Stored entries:
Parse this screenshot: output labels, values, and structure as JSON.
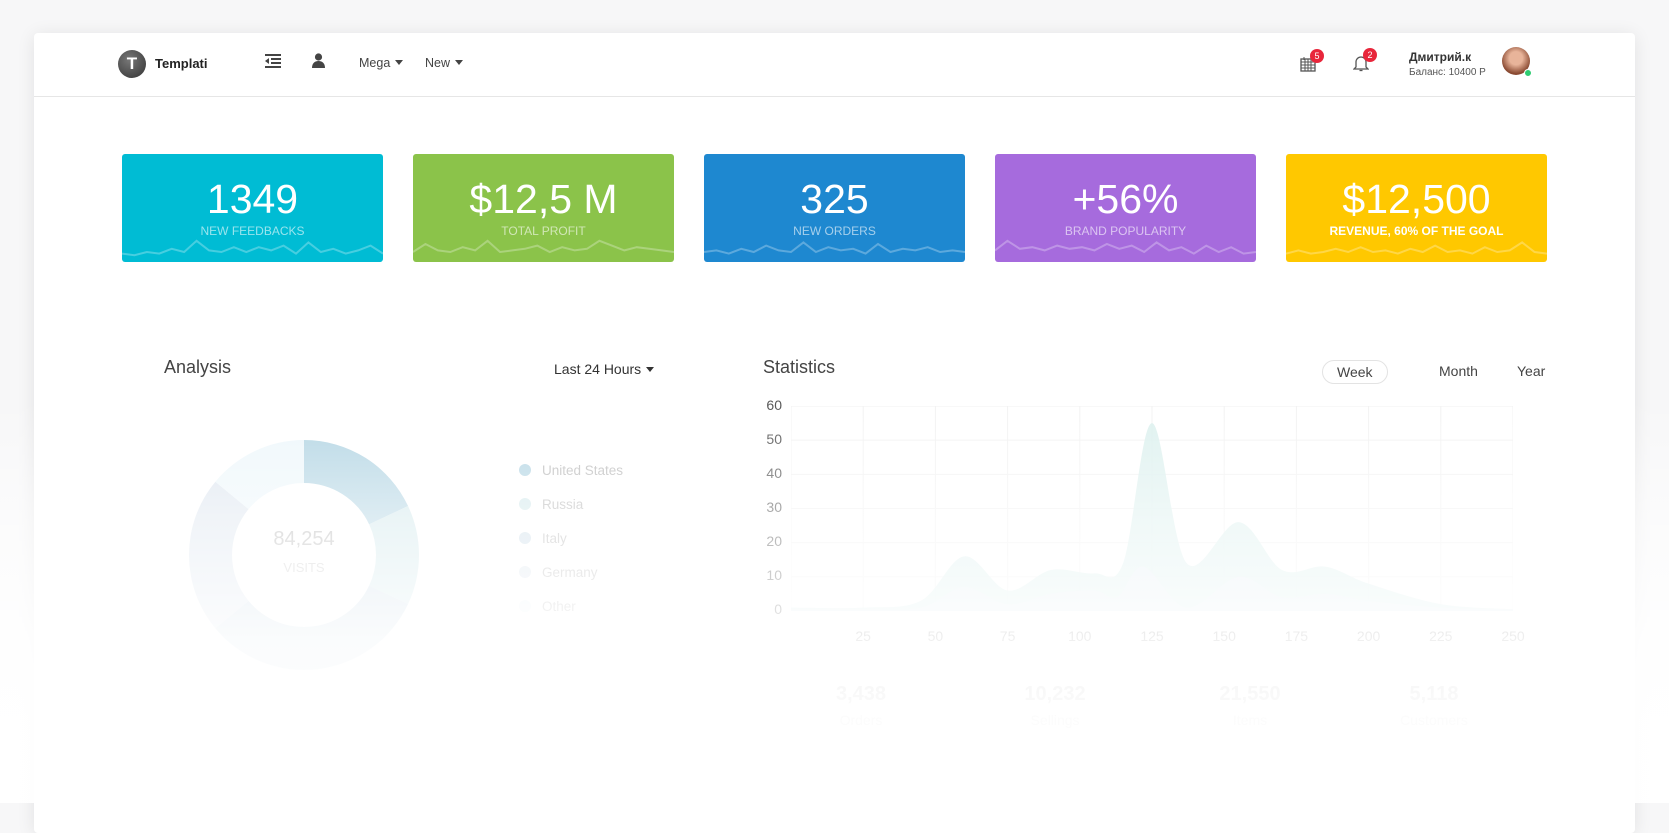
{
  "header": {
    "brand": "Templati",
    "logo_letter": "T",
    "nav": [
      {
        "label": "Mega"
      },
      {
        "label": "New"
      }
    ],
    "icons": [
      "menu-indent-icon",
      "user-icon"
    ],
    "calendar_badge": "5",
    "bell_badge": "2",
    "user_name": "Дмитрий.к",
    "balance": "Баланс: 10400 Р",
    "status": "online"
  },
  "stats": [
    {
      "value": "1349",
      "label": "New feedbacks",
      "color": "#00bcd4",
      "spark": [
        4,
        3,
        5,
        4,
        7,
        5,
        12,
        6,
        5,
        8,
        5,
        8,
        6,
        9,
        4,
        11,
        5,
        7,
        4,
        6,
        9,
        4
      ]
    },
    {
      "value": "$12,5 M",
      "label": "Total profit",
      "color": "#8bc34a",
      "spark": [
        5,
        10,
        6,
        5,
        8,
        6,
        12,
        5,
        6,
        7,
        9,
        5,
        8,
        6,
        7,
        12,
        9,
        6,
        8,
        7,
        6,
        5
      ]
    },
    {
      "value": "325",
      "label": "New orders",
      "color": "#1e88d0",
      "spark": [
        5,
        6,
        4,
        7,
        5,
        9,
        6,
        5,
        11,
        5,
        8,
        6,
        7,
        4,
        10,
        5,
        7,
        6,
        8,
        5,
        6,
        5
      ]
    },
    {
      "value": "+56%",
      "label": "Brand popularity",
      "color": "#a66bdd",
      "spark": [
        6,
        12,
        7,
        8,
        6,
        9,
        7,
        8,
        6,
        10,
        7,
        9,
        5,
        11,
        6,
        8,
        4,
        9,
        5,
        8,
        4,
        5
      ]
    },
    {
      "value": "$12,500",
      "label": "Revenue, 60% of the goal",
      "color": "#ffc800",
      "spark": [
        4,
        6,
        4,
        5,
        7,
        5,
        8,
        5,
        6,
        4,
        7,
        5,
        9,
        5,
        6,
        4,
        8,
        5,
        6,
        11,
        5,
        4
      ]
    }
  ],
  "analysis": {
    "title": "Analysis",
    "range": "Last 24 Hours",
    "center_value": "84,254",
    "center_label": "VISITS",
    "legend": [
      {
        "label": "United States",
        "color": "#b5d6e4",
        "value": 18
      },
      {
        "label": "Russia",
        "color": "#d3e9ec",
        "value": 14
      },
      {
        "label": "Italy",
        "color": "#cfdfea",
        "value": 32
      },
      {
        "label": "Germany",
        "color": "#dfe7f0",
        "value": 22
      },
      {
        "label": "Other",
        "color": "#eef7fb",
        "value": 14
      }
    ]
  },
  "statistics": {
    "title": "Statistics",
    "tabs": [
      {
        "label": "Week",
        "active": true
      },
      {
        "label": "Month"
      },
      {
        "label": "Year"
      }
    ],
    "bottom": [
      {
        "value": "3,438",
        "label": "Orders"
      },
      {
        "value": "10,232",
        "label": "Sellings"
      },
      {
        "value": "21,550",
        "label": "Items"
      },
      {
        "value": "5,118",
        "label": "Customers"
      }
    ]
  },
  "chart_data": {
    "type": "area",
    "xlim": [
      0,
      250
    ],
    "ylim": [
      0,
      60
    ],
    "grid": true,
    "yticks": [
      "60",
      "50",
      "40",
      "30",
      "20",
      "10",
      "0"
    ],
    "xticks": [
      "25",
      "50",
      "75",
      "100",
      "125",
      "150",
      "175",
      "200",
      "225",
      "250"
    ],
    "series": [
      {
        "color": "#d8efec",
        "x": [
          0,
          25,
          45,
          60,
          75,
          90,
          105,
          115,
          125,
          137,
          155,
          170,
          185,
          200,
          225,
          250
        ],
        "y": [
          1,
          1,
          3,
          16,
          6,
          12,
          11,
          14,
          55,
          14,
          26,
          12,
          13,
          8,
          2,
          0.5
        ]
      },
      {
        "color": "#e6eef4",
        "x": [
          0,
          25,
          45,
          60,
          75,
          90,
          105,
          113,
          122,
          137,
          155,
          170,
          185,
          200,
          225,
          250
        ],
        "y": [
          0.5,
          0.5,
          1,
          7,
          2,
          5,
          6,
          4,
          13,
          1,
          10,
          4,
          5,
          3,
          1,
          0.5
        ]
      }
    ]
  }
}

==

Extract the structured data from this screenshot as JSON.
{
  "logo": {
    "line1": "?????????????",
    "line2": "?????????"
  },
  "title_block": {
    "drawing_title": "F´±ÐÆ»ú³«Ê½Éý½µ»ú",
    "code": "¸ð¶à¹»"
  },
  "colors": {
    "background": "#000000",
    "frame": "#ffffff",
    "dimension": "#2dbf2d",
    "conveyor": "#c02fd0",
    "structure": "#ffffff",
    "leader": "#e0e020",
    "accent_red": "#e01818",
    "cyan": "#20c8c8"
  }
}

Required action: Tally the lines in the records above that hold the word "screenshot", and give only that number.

Task response: 2